## DATA TO PROCESS
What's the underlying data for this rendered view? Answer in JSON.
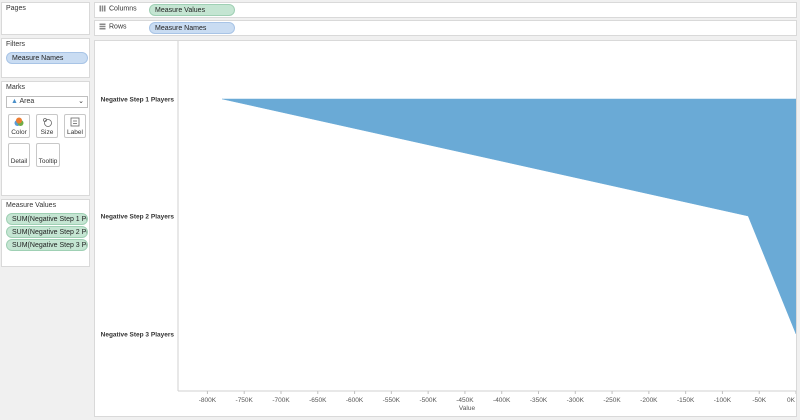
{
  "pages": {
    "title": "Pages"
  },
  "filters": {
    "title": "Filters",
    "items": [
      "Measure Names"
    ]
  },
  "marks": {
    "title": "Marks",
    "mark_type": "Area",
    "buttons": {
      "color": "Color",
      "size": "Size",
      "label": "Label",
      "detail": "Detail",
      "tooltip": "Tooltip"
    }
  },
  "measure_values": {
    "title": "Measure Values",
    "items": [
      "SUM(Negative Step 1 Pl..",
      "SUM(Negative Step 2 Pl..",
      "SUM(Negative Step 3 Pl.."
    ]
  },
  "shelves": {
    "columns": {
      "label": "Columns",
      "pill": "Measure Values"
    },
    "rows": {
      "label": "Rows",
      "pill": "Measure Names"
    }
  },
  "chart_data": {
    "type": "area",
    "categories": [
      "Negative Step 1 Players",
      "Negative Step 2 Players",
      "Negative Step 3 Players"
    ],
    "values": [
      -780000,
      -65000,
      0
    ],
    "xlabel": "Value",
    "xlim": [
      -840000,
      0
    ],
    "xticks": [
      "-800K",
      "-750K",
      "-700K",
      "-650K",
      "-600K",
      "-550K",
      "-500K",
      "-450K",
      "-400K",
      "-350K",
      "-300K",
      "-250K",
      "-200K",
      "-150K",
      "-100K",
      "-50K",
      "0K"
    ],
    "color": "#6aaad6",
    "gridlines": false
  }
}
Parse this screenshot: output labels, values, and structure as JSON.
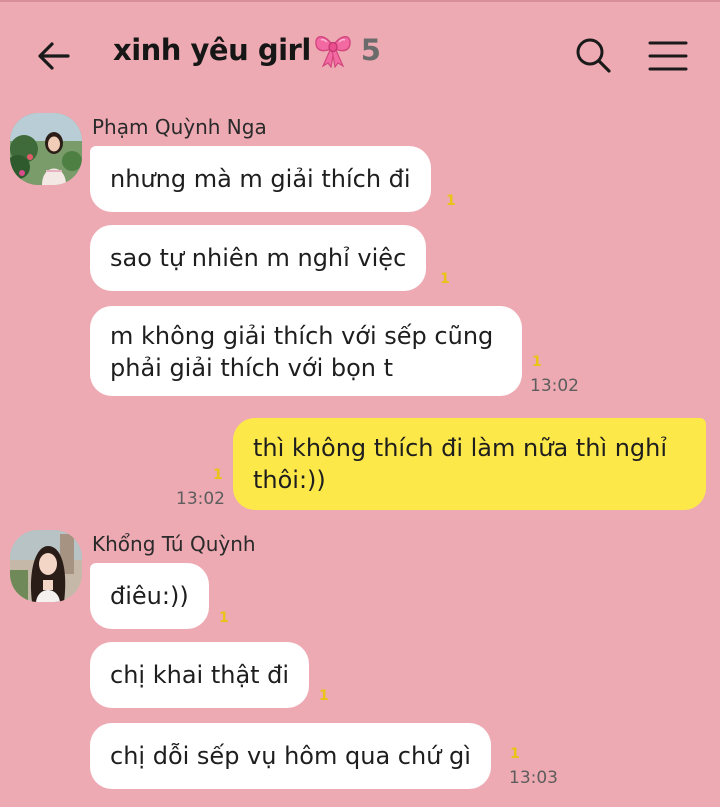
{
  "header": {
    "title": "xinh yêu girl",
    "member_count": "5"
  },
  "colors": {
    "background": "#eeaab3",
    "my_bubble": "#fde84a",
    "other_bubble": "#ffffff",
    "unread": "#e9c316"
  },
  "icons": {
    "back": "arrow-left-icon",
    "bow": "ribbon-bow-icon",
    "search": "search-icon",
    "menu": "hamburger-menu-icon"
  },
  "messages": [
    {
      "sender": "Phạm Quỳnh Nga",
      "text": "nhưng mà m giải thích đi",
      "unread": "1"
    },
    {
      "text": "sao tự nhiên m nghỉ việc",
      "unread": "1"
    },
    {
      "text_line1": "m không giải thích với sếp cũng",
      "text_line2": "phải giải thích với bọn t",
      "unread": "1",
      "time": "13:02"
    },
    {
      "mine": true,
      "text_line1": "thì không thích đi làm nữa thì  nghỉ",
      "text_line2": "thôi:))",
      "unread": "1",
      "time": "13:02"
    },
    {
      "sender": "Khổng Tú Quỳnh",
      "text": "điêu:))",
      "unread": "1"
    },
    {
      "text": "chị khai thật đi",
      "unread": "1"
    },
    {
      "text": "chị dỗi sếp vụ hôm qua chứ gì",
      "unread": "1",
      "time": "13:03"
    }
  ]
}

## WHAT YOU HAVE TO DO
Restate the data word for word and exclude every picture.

## FINISHED TASK
What's the underlying data for this rendered view? Answer in JSON.
{
  "pages": {
    "title": "Pages"
  },
  "filters": {
    "title": "Filters",
    "items": [
      "Measure Names"
    ]
  },
  "marks": {
    "title": "Marks",
    "mark_type": "Area",
    "buttons": {
      "color": "Color",
      "size": "Size",
      "label": "Label",
      "detail": "Detail",
      "tooltip": "Tooltip"
    }
  },
  "measure_values": {
    "title": "Measure Values",
    "items": [
      "SUM(Negative Step 1 Pl..",
      "SUM(Negative Step 2 Pl..",
      "SUM(Negative Step 3 Pl.."
    ]
  },
  "shelves": {
    "columns": {
      "label": "Columns",
      "pill": "Measure Values"
    },
    "rows": {
      "label": "Rows",
      "pill": "Measure Names"
    }
  },
  "chart_data": {
    "type": "area",
    "categories": [
      "Negative Step 1 Players",
      "Negative Step 2 Players",
      "Negative Step 3 Players"
    ],
    "values": [
      -780000,
      -65000,
      0
    ],
    "xlabel": "Value",
    "xlim": [
      -840000,
      0
    ],
    "xticks": [
      "-800K",
      "-750K",
      "-700K",
      "-650K",
      "-600K",
      "-550K",
      "-500K",
      "-450K",
      "-400K",
      "-350K",
      "-300K",
      "-250K",
      "-200K",
      "-150K",
      "-100K",
      "-50K",
      "0K"
    ],
    "color": "#6aaad6",
    "gridlines": false
  }
}
Parse this screenshot: output labels, values, and structure as JSON.
{
  "header": {
    "title": "xinh yêu girl",
    "member_count": "5"
  },
  "colors": {
    "background": "#eeaab3",
    "my_bubble": "#fde84a",
    "other_bubble": "#ffffff",
    "unread": "#e9c316"
  },
  "icons": {
    "back": "arrow-left-icon",
    "bow": "ribbon-bow-icon",
    "search": "search-icon",
    "menu": "hamburger-menu-icon"
  },
  "messages": [
    {
      "sender": "Phạm Quỳnh Nga",
      "text": "nhưng mà m giải thích đi",
      "unread": "1"
    },
    {
      "text": "sao tự nhiên m nghỉ việc",
      "unread": "1"
    },
    {
      "text_line1": "m không giải thích với sếp cũng",
      "text_line2": "phải giải thích với bọn t",
      "unread": "1",
      "time": "13:02"
    },
    {
      "mine": true,
      "text_line1": "thì không thích đi làm nữa thì  nghỉ",
      "text_line2": "thôi:))",
      "unread": "1",
      "time": "13:02"
    },
    {
      "sender": "Khổng Tú Quỳnh",
      "text": "điêu:))",
      "unread": "1"
    },
    {
      "text": "chị khai thật đi",
      "unread": "1"
    },
    {
      "text": "chị dỗi sếp vụ hôm qua chứ gì",
      "unread": "1",
      "time": "13:03"
    }
  ]
}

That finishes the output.